### RAW DATA
↓↓↓

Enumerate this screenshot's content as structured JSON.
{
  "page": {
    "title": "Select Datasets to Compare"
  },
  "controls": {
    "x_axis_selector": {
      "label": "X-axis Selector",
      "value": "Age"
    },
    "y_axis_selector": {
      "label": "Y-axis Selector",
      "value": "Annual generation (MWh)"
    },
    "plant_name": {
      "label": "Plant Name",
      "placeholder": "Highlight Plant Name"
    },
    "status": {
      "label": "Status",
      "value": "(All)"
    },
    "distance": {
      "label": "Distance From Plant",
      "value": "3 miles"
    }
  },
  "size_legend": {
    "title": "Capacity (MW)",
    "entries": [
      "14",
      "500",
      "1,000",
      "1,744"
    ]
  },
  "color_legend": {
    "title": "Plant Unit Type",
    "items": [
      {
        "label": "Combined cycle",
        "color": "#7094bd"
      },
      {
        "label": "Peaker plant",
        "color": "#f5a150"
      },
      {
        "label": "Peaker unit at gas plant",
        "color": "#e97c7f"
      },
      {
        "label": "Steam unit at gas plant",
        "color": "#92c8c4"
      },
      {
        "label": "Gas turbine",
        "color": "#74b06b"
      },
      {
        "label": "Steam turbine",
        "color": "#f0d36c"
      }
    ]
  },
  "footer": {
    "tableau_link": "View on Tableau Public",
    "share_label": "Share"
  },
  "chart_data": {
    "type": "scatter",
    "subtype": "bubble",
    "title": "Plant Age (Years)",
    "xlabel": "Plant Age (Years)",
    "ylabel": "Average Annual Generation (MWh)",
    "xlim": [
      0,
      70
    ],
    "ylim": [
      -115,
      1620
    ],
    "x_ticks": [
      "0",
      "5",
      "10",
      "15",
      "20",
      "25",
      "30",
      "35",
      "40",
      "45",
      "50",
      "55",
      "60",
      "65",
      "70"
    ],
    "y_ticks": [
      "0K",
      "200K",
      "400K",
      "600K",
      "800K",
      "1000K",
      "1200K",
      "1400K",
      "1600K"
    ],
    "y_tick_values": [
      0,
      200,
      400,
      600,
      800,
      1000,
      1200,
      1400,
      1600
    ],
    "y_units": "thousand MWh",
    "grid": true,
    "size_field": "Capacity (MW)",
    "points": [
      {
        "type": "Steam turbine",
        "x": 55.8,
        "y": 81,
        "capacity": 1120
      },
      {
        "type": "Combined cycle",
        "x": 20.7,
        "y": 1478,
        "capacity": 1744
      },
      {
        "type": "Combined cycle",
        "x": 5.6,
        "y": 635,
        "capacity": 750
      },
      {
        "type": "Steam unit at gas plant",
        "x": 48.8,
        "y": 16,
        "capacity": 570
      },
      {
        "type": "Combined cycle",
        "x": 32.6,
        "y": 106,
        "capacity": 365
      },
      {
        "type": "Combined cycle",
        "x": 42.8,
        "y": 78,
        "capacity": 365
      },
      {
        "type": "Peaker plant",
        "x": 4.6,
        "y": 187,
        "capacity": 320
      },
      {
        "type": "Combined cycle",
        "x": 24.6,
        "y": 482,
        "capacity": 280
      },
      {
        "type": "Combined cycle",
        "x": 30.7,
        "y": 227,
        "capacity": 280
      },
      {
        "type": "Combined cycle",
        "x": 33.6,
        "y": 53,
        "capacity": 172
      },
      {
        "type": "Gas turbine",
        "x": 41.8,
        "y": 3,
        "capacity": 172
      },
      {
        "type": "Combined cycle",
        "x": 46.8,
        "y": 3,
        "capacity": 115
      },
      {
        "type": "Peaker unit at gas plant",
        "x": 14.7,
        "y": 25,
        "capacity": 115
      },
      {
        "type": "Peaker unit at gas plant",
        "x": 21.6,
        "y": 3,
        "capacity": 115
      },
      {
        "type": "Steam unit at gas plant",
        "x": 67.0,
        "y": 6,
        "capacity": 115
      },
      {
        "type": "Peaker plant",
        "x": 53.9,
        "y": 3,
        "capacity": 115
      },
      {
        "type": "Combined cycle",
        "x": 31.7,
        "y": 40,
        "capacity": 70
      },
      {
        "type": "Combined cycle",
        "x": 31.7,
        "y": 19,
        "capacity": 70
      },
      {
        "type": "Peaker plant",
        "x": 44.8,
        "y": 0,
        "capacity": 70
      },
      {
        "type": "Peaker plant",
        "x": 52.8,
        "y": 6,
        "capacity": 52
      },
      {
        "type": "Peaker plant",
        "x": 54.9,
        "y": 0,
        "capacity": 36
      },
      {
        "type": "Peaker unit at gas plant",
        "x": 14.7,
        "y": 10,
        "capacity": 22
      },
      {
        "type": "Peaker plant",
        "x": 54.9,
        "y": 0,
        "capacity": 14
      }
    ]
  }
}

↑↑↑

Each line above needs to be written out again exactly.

Enumerate this screenshot's content as structured JSON.
{
  "page": {
    "title": "Select Datasets to Compare"
  },
  "controls": {
    "x_axis_selector": {
      "label": "X-axis Selector",
      "value": "Age"
    },
    "y_axis_selector": {
      "label": "Y-axis Selector",
      "value": "Annual generation (MWh)"
    },
    "plant_name": {
      "label": "Plant Name",
      "placeholder": "Highlight Plant Name"
    },
    "status": {
      "label": "Status",
      "value": "(All)"
    },
    "distance": {
      "label": "Distance From Plant",
      "value": "3 miles"
    }
  },
  "size_legend": {
    "title": "Capacity (MW)",
    "entries": [
      "14",
      "500",
      "1,000",
      "1,744"
    ]
  },
  "color_legend": {
    "title": "Plant Unit Type",
    "items": [
      {
        "label": "Combined cycle",
        "color": "#7094bd"
      },
      {
        "label": "Peaker plant",
        "color": "#f5a150"
      },
      {
        "label": "Peaker unit at gas plant",
        "color": "#e97c7f"
      },
      {
        "label": "Steam unit at gas plant",
        "color": "#92c8c4"
      },
      {
        "label": "Gas turbine",
        "color": "#74b06b"
      },
      {
        "label": "Steam turbine",
        "color": "#f0d36c"
      }
    ]
  },
  "footer": {
    "tableau_link": "View on Tableau Public",
    "share_label": "Share"
  },
  "chart_data": {
    "type": "scatter",
    "subtype": "bubble",
    "title": "Plant Age (Years)",
    "xlabel": "Plant Age (Years)",
    "ylabel": "Average Annual Generation (MWh)",
    "xlim": [
      0,
      70
    ],
    "ylim": [
      -115,
      1620
    ],
    "x_ticks": [
      "0",
      "5",
      "10",
      "15",
      "20",
      "25",
      "30",
      "35",
      "40",
      "45",
      "50",
      "55",
      "60",
      "65",
      "70"
    ],
    "y_ticks": [
      "0K",
      "200K",
      "400K",
      "600K",
      "800K",
      "1000K",
      "1200K",
      "1400K",
      "1600K"
    ],
    "y_tick_values": [
      0,
      200,
      400,
      600,
      800,
      1000,
      1200,
      1400,
      1600
    ],
    "y_units": "thousand MWh",
    "grid": true,
    "size_field": "Capacity (MW)",
    "points": [
      {
        "type": "Steam turbine",
        "x": 55.8,
        "y": 81,
        "capacity": 1120
      },
      {
        "type": "Combined cycle",
        "x": 20.7,
        "y": 1478,
        "capacity": 1744
      },
      {
        "type": "Combined cycle",
        "x": 5.6,
        "y": 635,
        "capacity": 750
      },
      {
        "type": "Steam unit at gas plant",
        "x": 48.8,
        "y": 16,
        "capacity": 570
      },
      {
        "type": "Combined cycle",
        "x": 32.6,
        "y": 106,
        "capacity": 365
      },
      {
        "type": "Combined cycle",
        "x": 42.8,
        "y": 78,
        "capacity": 365
      },
      {
        "type": "Peaker plant",
        "x": 4.6,
        "y": 187,
        "capacity": 320
      },
      {
        "type": "Combined cycle",
        "x": 24.6,
        "y": 482,
        "capacity": 280
      },
      {
        "type": "Combined cycle",
        "x": 30.7,
        "y": 227,
        "capacity": 280
      },
      {
        "type": "Combined cycle",
        "x": 33.6,
        "y": 53,
        "capacity": 172
      },
      {
        "type": "Gas turbine",
        "x": 41.8,
        "y": 3,
        "capacity": 172
      },
      {
        "type": "Combined cycle",
        "x": 46.8,
        "y": 3,
        "capacity": 115
      },
      {
        "type": "Peaker unit at gas plant",
        "x": 14.7,
        "y": 25,
        "capacity": 115
      },
      {
        "type": "Peaker unit at gas plant",
        "x": 21.6,
        "y": 3,
        "capacity": 115
      },
      {
        "type": "Steam unit at gas plant",
        "x": 67.0,
        "y": 6,
        "capacity": 115
      },
      {
        "type": "Peaker plant",
        "x": 53.9,
        "y": 3,
        "capacity": 115
      },
      {
        "type": "Combined cycle",
        "x": 31.7,
        "y": 40,
        "capacity": 70
      },
      {
        "type": "Combined cycle",
        "x": 31.7,
        "y": 19,
        "capacity": 70
      },
      {
        "type": "Peaker plant",
        "x": 44.8,
        "y": 0,
        "capacity": 70
      },
      {
        "type": "Peaker plant",
        "x": 52.8,
        "y": 6,
        "capacity": 52
      },
      {
        "type": "Peaker plant",
        "x": 54.9,
        "y": 0,
        "capacity": 36
      },
      {
        "type": "Peaker unit at gas plant",
        "x": 14.7,
        "y": 10,
        "capacity": 22
      },
      {
        "type": "Peaker plant",
        "x": 54.9,
        "y": 0,
        "capacity": 14
      }
    ]
  }
}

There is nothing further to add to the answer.